USE TEACHMESQLSERVER
GO
BEGIN TRANSACTION
INSERT INTO DEP VALUES(2)
SAVE TRANSACTION ONE
INSERT INTO DEP VALUES(3)
INSERT INTO DEP VALUES(4)
ROLLBACK TRANSACTION ONE
COMMIT
GO
SELECT * FROM DEP

As you can see form the above result set record 3 and 4 was not inserted in to the table, it is because before committing the transaction we rolled back to the saved transaction point which comes after the first insertion which is 2.

@@TRANCOUNT System Function

Returns the number of BEGIN TRANSACTION statements that have occurred on the current connection.

Showing the effects of the BEGIN and COMMIT statements

PRINT @@TRANCOUNT
--  The BEGIN TRAN statement will increment the
--  transaction count by 1.
BEGIN TRAN
    PRINT @@TRANCOUNT
    BEGIN TRAN
        PRINT @@TRANCOUNT
--  The COMMIT statement will decrement the transaction count by 1.
    COMMIT
    PRINT @@TRANCOUNT
COMMIT
PRINT @@TRANCOUNT


Click here to know how to Manage Transaction in Stored Procedure.

I hope you enjoyed the article don't forget to share on Facebook. Please leave your comments below if there are any questions.

1 comment:
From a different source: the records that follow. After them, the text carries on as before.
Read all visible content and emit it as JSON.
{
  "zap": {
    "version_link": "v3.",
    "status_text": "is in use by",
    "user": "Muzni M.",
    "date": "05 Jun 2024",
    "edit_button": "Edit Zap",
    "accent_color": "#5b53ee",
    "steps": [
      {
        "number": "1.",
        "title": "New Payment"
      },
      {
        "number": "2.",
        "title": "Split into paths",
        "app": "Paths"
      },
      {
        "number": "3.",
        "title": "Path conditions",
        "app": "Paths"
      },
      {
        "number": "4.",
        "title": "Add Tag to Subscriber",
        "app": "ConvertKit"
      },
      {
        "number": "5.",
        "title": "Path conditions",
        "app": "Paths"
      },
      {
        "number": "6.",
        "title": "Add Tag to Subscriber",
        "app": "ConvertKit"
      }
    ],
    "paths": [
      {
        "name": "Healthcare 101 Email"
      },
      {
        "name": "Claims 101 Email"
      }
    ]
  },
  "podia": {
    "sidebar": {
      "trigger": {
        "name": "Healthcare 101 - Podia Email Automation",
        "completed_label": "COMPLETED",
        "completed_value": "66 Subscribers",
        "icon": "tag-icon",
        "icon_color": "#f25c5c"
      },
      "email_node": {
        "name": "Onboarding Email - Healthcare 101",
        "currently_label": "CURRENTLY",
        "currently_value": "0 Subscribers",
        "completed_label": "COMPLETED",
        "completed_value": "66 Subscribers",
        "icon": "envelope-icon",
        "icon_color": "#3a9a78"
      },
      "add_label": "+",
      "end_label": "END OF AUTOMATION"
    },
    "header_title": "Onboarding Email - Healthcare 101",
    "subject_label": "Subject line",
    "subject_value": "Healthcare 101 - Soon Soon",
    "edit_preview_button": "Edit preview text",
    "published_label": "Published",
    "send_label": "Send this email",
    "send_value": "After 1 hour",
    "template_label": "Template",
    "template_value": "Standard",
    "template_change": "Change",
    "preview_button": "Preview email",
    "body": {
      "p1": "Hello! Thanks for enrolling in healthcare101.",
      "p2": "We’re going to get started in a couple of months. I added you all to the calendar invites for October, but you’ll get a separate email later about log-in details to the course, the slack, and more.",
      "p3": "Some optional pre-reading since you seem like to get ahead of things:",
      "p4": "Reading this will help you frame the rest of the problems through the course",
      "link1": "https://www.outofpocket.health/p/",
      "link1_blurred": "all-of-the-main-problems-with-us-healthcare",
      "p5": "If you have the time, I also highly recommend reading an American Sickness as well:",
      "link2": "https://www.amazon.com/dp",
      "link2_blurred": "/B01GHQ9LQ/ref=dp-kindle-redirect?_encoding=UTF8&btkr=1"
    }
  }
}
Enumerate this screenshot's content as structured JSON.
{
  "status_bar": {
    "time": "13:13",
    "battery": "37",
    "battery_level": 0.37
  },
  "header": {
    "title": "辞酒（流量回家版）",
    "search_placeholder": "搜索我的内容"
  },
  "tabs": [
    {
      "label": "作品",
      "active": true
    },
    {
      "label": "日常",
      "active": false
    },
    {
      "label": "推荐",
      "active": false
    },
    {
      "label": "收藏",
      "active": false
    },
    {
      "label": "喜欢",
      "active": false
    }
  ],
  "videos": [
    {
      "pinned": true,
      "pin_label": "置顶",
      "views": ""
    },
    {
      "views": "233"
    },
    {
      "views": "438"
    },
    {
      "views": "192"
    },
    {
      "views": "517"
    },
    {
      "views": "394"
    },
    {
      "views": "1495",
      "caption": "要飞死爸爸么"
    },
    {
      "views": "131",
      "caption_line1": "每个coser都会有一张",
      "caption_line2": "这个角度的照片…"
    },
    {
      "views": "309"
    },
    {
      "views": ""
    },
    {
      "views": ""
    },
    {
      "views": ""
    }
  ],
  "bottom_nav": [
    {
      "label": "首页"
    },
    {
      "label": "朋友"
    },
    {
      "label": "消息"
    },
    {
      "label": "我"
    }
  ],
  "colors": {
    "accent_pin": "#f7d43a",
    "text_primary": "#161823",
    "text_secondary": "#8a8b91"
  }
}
Sasi Kumar said...

SUPER Article.... Thanks for giving good examples which are easy to understand...